[[ ENTRIES PROVIDED open ]]

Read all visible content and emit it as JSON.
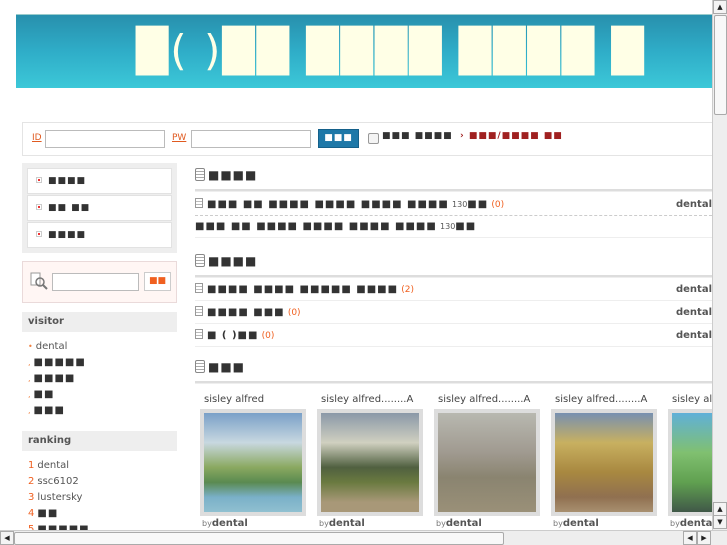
{
  "banner": {
    "title": "█(  )██ ████ ████ █"
  },
  "login": {
    "id_label": "ID",
    "pw_label": "PW",
    "id_value": "",
    "pw_value": "",
    "submit_label": "■■■",
    "remember_label": "■■■ ■■■■",
    "join_links": "› ■■■/■■■■ ■■"
  },
  "menu": {
    "items": [
      {
        "label": "■■■■"
      },
      {
        "label": "■■ ■■"
      },
      {
        "label": "■■■■"
      }
    ]
  },
  "search": {
    "button_label": "■■",
    "value": ""
  },
  "visitor": {
    "title": "visitor",
    "items": [
      "dental",
      "■■■■■",
      "■■■■",
      "■■",
      "■■■"
    ]
  },
  "ranking": {
    "title": "ranking",
    "items": [
      {
        "rank": "1",
        "name": "dental"
      },
      {
        "rank": "2",
        "name": "ssc6102"
      },
      {
        "rank": "3",
        "name": "lustersky"
      },
      {
        "rank": "4",
        "name": "■■"
      },
      {
        "rank": "5",
        "name": "■■■■■"
      }
    ]
  },
  "sections": [
    {
      "title": "■■■■",
      "rows": [
        {
          "text": "■■■ ■■ ■■■■ ■■■■ ■■■■ ■■■■",
          "num": "130",
          "suffix": "■■",
          "count": "(0)",
          "author": "dental"
        },
        {
          "text": "■■■ ■■ ■■■■ ■■■■ ■■■■ ■■■■",
          "num": "130",
          "suffix": "■■"
        }
      ]
    },
    {
      "title": "■■■■",
      "rows": [
        {
          "text": "■■■■ ■■■■ ■■■■■ ■■■■",
          "count": "(2)",
          "author": "dental"
        },
        {
          "text": "■■■■ ■■■",
          "count": "(0)",
          "author": "dental"
        },
        {
          "text": "■ ( )■■",
          "count": "(0)",
          "author": "dental"
        }
      ]
    },
    {
      "title": "■■■"
    }
  ],
  "gallery": [
    {
      "title": "sisley alfred",
      "by": "by",
      "author": "dental"
    },
    {
      "title": "sisley alfred........A",
      "by": "by",
      "author": "dental"
    },
    {
      "title": "sisley alfred........A",
      "by": "by",
      "author": "dental"
    },
    {
      "title": "sisley alfred........A",
      "by": "by",
      "author": "dental"
    },
    {
      "title": "sisley alfred........A",
      "by": "by",
      "author": "dental"
    }
  ]
}
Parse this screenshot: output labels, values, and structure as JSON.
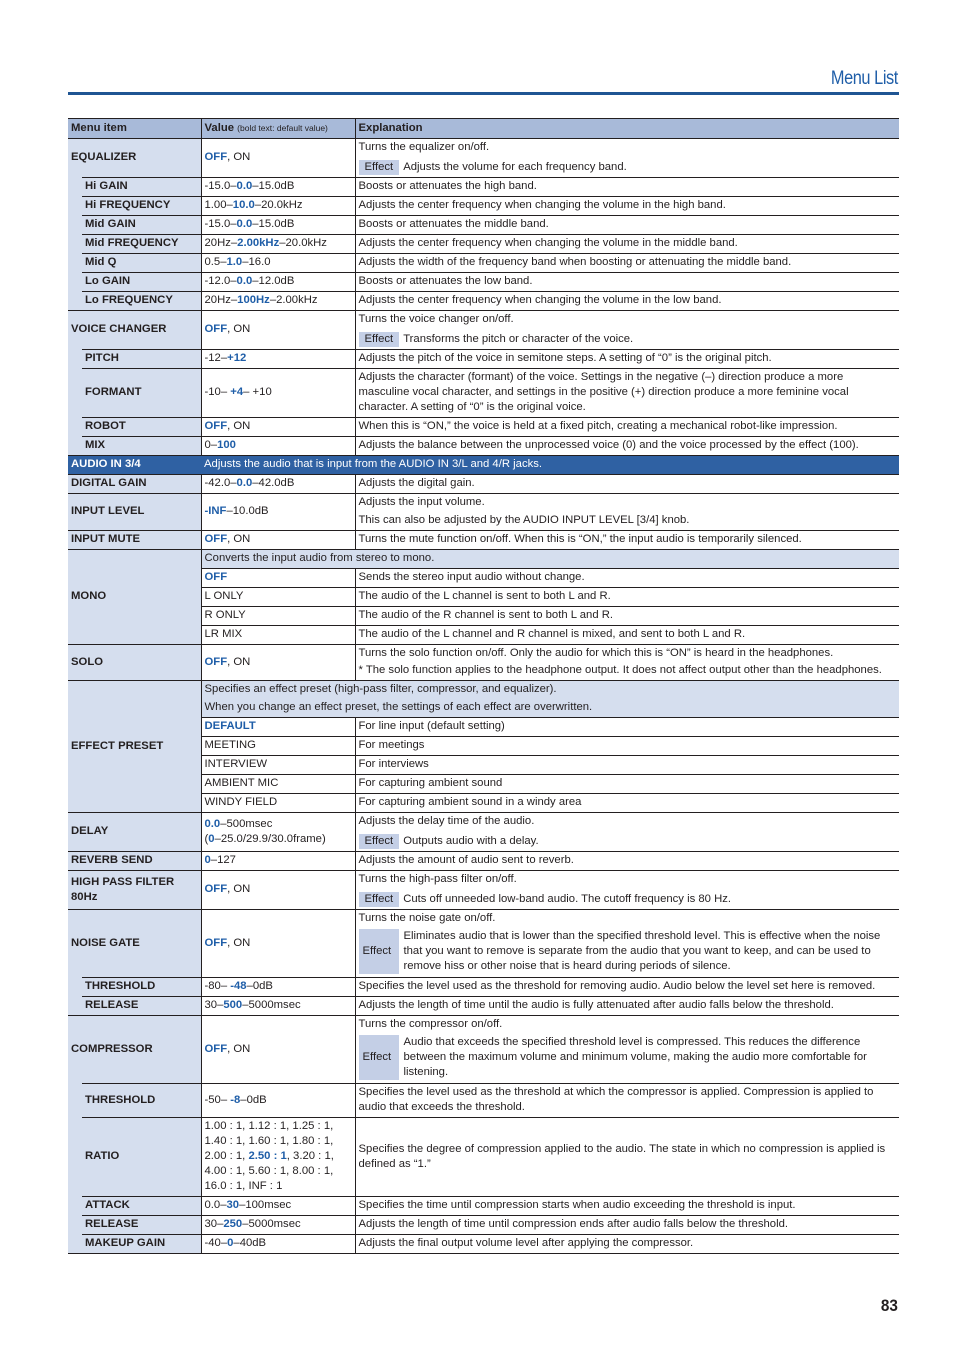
{
  "header": {
    "title": "Menu List"
  },
  "page_number": "83",
  "table": {
    "columns": {
      "item": "Menu item",
      "value": "Value",
      "value_note": "(bold text: default value)",
      "explanation": "Explanation"
    },
    "effect_label": "Effect",
    "equalizer": {
      "label": "EQUALIZER",
      "value_default": "OFF",
      "value_rest": ", ON",
      "explanation": "Turns the equalizer on/off.",
      "effect": "Adjusts the volume for each frequency band.",
      "rows": [
        {
          "label": "Hi GAIN",
          "pre": "-15.0–",
          "def": "0.0",
          "post": "–15.0dB",
          "explanation": "Boosts or attenuates the high band."
        },
        {
          "label": "Hi FREQUENCY",
          "pre": "1.00–",
          "def": "10.0",
          "post": "–20.0kHz",
          "explanation": "Adjusts the center frequency when changing the volume in the high band."
        },
        {
          "label": "Mid GAIN",
          "pre": "-15.0–",
          "def": "0.0",
          "post": "–15.0dB",
          "explanation": "Boosts or attenuates the middle band."
        },
        {
          "label": "Mid FREQUENCY",
          "pre": "20Hz–",
          "def": "2.00kHz",
          "post": "–20.0kHz",
          "explanation": "Adjusts the center frequency when changing the volume in the middle band."
        },
        {
          "label": "Mid Q",
          "pre": "0.5–",
          "def": "1.0",
          "post": "–16.0",
          "explanation": "Adjusts the width of the frequency band when boosting or attenuating the middle band."
        },
        {
          "label": "Lo GAIN",
          "pre": "-12.0–",
          "def": "0.0",
          "post": "–12.0dB",
          "explanation": "Boosts or attenuates the low band."
        },
        {
          "label": "Lo FREQUENCY",
          "pre": "20Hz–",
          "def": "100Hz",
          "post": "–2.00kHz",
          "explanation": "Adjusts the center frequency when changing the volume in the low band."
        }
      ]
    },
    "voice_changer": {
      "label": "VOICE CHANGER",
      "value_default": "OFF",
      "value_rest": ", ON",
      "explanation": "Turns the voice changer on/off.",
      "effect": "Transforms the pitch or character of the voice.",
      "rows": [
        {
          "label": "PITCH",
          "pre": "-12–",
          "def": "+12",
          "post": "",
          "explanation": "Adjusts the pitch of the voice in semitone steps. A setting of “0” is the original pitch."
        },
        {
          "label": "FORMANT",
          "pre": "-10– ",
          "def": "+4",
          "post": "– +10",
          "explanation": "Adjusts the character (formant) of the voice. Settings in the negative (–) direction produce a more masculine vocal character, and settings in the positive (+) direction produce a more feminine vocal character. A setting of “0” is the original voice."
        },
        {
          "label": "ROBOT",
          "pre": "",
          "def": "OFF",
          "post": ", ON",
          "explanation": "When this is “ON,” the voice is held at a fixed pitch, creating a mechanical robot-like impression."
        },
        {
          "label": "MIX",
          "pre": "0–",
          "def": "100",
          "post": "",
          "explanation": "Adjusts the balance between the unprocessed voice (0) and the voice processed by the effect (100)."
        }
      ]
    },
    "audio_in": {
      "label": "AUDIO IN 3/4",
      "explanation": "Adjusts the audio that is input from the AUDIO IN 3/L and 4/R jacks."
    },
    "digital_gain": {
      "label": "DIGITAL GAIN",
      "pre": "-42.0–",
      "def": "0.0",
      "post": "–42.0dB",
      "explanation": "Adjusts the digital gain."
    },
    "input_level": {
      "label": "INPUT LEVEL",
      "pre": "",
      "def": "-INF",
      "post": "–10.0dB",
      "explanation": "Adjusts the input volume.",
      "explanation2": "This can also be adjusted by the AUDIO INPUT LEVEL [3/4] knob."
    },
    "input_mute": {
      "label": "INPUT MUTE",
      "pre": "",
      "def": "OFF",
      "post": ", ON",
      "explanation": "Turns the mute function on/off. When this is “ON,” the input audio is temporarily silenced."
    },
    "mono": {
      "label": "MONO",
      "intro": "Converts the input audio from stereo to mono.",
      "options": [
        {
          "value": "OFF",
          "default": true,
          "explanation": "Sends the stereo input audio without change."
        },
        {
          "value": "L ONLY",
          "default": false,
          "explanation": "The audio of the L channel is sent to both L and R."
        },
        {
          "value": "R ONLY",
          "default": false,
          "explanation": "The audio of the R channel is sent to both L and R."
        },
        {
          "value": "LR MIX",
          "default": false,
          "explanation": "The audio of the L channel and R channel is mixed, and sent to both L and R."
        }
      ]
    },
    "solo": {
      "label": "SOLO",
      "pre": "",
      "def": "OFF",
      "post": ", ON",
      "explanation": "Turns the solo function on/off. Only the audio for which this is “ON” is heard in the headphones.",
      "note": "* The solo function applies to the headphone output. It does not affect output other than the headphones."
    },
    "effect_preset": {
      "label": "EFFECT PRESET",
      "intro1": "Specifies an effect preset (high-pass filter, compressor, and equalizer).",
      "intro2": "When you change an effect preset, the settings of each effect are overwritten.",
      "options": [
        {
          "value": "DEFAULT",
          "default": true,
          "explanation": "For line input (default setting)"
        },
        {
          "value": "MEETING",
          "default": false,
          "explanation": "For meetings"
        },
        {
          "value": "INTERVIEW",
          "default": false,
          "explanation": "For interviews"
        },
        {
          "value": "AMBIENT MIC",
          "default": false,
          "explanation": "For capturing ambient sound"
        },
        {
          "value": "WINDY FIELD",
          "default": false,
          "explanation": "For capturing ambient sound in a windy area"
        }
      ]
    },
    "delay": {
      "label": "DELAY",
      "def1": "0.0",
      "post1": "–500msec",
      "pre2": "(",
      "def2": "0",
      "post2": "–25.0/29.9/30.0frame)",
      "explanation": "Adjusts the delay time of the audio.",
      "effect": "Outputs audio with a delay."
    },
    "reverb_send": {
      "label": "REVERB SEND",
      "pre": "",
      "def": "0",
      "post": "–127",
      "explanation": "Adjusts the amount of audio sent to reverb."
    },
    "hpf": {
      "label": "HIGH PASS FILTER 80Hz",
      "def": "OFF",
      "post": ", ON",
      "explanation": "Turns the high-pass filter on/off.",
      "effect": "Cuts off unneeded low-band audio. The cutoff frequency is 80 Hz."
    },
    "noise_gate": {
      "label": "NOISE GATE",
      "def": "OFF",
      "post": ", ON",
      "explanation": "Turns the noise gate on/off.",
      "effect": "Eliminates audio that is lower than the specified threshold level. This is effective when the noise that you want to remove is separate from the audio that you want to keep, and can be used to remove hiss or other noise that is heard during periods of silence.",
      "rows": [
        {
          "label": "THRESHOLD",
          "pre": "-80– ",
          "def": "-48",
          "post": "–0dB",
          "explanation": "Specifies the level used as the threshold for removing audio. Audio below the level set here is removed."
        },
        {
          "label": "RELEASE",
          "pre": "30–",
          "def": "500",
          "post": "–5000msec",
          "explanation": "Adjusts the length of time until the audio is fully attenuated after audio falls below the threshold."
        }
      ]
    },
    "compressor": {
      "label": "COMPRESSOR",
      "def": "OFF",
      "post": ", ON",
      "explanation": "Turns the compressor on/off.",
      "effect": "Audio that exceeds the specified threshold level is compressed. This reduces the difference between the maximum volume and minimum volume, making the audio more comfortable for listening.",
      "threshold": {
        "label": "THRESHOLD",
        "pre": "-50– ",
        "def": "-8",
        "post": "–0dB",
        "explanation": "Specifies the level used as the threshold at which the compressor is applied. Compression is applied to audio that exceeds the threshold."
      },
      "ratio": {
        "label": "RATIO",
        "pre": "1.00 : 1, 1.12 : 1, 1.25 : 1, 1.40 : 1, 1.60 : 1, 1.80 : 1, 2.00 : 1, ",
        "def": "2.50 : 1",
        "post": ", 3.20 : 1, 4.00 : 1, 5.60 : 1, 8.00 : 1, 16.0 : 1, INF : 1",
        "explanation": "Specifies the degree of compression applied to the audio. The state in which no compression is applied is defined as “1.”"
      },
      "rows": [
        {
          "label": "ATTACK",
          "pre": "0.0–",
          "def": "30",
          "post": "–100msec",
          "explanation": "Specifies the time until compression starts when audio exceeding the threshold is input."
        },
        {
          "label": "RELEASE",
          "pre": "30–",
          "def": "250",
          "post": "–5000msec",
          "explanation": "Adjusts the length of time until compression ends after audio falls below the threshold."
        },
        {
          "label": "MAKEUP GAIN",
          "pre": "-40–",
          "def": "0",
          "post": "–40dB",
          "explanation": "Adjusts the final output volume level after applying the compressor."
        }
      ]
    }
  }
}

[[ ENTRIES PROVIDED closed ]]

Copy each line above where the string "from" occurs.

      "explanation": "Adjusts the audio that is input from the AUDIO IN 3/L and 4/R jacks."
      "intro": "Converts the input audio from stereo to mono.",
      "effect": "Eliminates audio that is lower than the specified threshold level. This is effective when the noise that you want to remove is separate from the audio that you want to keep, and can be used to remove hiss or other noise that is heard during periods of silence.",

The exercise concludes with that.